Equally deplorable is the arbitrariness of the Catholic princes and nobles who tax church property and oppress the clergy, as we see everywhere. Perhaps we can see in this, however, how God punishes the clergy for their excesses and other deplorable behavior. The princes seek to excuse themselves on account of tradition, which if anything is an abuse, and to elude, where they only can, the authority of bishops, even in matters which clearly lie under ecclesiastical jurisdiction.
Because the religious orders in Germany are directly threatened with ruin, the highest superior-generals (6) at Rome must, in my opinion, emphasize the following. It must be made clear to them that, if they, after a stipulated period of time, do not support the disintegrating monasteries and staff them adequately with monks, the monasteries with all their incomes will be allocated to other good purposes. It is a disgrace and disaster for the Catholic Church to have monks living in such luxury and looking only after the interest of their estates and disdaining to make time for religious life. It would be better to immediately deploy these places, which are dedicated to piety, as seminaries than to have them either taken over by heretics or employed by secular rulers for profane purposes. It should also be suggested to the generals in Rome that they should found seminaries of their orders in Italy and recruit to them young Germans who can, after being well trained, be appointed to head German monasteries. A financial contribution from the German monastery would allow this plan to be more easily realized.
Some monasteries and collegiate foundations (7) truly annoy the people because they are places of drunkenness and debauchery. If such centers of disease do not allow a doctor’s healing hand to come near them, may they be utterly wiped out.
It would also perhaps aid reform in Germany to have the worst abuses and outrages of the clergy, those that especially catch the common people’s attention, summarized briefly in writing. His eminence, the papal legate, should negotiate these things closely with the representatives of the four archbishops (8), who should inform him of their opinion as to how this dreadful and no longer bearable depravity can be eliminated from the German churches before the salt that has lost its savor is cast out and trodden [Matt. 5:13].

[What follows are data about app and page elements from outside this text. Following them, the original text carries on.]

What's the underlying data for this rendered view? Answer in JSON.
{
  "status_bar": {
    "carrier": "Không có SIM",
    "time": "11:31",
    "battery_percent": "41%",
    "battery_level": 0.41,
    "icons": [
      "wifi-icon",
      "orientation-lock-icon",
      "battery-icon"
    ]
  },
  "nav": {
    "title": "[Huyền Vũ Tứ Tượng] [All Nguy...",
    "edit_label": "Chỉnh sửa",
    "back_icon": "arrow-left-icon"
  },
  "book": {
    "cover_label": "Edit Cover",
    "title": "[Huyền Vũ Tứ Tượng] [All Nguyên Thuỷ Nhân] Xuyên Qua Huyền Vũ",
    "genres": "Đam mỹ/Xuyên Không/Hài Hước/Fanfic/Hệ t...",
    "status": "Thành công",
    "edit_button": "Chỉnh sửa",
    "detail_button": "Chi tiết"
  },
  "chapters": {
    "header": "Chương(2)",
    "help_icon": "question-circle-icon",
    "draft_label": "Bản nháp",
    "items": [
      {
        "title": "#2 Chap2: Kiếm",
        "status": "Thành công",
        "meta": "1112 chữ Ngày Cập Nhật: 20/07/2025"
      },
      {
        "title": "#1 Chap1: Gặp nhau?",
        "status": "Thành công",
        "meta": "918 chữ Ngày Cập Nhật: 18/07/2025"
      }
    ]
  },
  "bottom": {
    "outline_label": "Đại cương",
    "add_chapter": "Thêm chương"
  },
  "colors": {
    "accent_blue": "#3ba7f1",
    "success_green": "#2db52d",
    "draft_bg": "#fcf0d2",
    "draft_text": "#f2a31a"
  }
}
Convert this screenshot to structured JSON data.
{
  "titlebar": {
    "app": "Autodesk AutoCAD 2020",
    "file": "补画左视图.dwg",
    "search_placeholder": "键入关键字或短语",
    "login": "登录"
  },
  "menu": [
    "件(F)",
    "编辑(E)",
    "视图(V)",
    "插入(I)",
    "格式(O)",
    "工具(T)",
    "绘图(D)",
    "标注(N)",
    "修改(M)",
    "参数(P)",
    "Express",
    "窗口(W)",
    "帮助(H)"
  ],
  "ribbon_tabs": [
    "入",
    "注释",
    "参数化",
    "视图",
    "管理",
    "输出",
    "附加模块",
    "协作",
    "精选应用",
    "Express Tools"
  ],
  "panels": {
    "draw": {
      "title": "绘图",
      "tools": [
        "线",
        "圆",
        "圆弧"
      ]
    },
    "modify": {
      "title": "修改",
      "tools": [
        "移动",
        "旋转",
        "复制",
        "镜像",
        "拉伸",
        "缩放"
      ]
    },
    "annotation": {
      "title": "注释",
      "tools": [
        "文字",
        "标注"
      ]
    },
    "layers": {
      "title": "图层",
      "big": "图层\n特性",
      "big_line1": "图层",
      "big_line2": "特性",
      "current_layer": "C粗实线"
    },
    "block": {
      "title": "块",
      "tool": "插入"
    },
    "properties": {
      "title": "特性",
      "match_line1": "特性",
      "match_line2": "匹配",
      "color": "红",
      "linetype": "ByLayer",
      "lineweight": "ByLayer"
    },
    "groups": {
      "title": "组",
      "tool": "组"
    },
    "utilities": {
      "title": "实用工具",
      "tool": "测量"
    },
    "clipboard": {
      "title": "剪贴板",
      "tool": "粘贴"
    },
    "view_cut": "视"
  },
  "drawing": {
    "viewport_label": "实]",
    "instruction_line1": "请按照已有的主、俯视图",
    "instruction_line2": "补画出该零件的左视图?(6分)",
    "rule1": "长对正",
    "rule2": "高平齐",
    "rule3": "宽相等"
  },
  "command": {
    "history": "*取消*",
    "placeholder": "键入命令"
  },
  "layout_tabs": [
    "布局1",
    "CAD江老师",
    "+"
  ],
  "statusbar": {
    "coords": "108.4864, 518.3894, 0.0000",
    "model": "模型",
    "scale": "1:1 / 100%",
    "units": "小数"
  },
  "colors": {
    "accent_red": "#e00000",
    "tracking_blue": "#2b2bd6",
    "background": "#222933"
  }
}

(6) The highest officers of religious orders – trans.
(7) Collegial foundations [Kollegiatstifte] were corporations of secular clergy, who were normally individually beneficed – trans.
(8) It is uncertain which four are meant. The seats of the following archbishoprics lay within the Holy Roman Empire in the narrower sense (i.e., excluding Imperial Italy, the kingdom of Bohemia, and the Baltic region): Mainz, Cologne, Trier, Bremen, Magdeburg, and Salzburg – trans.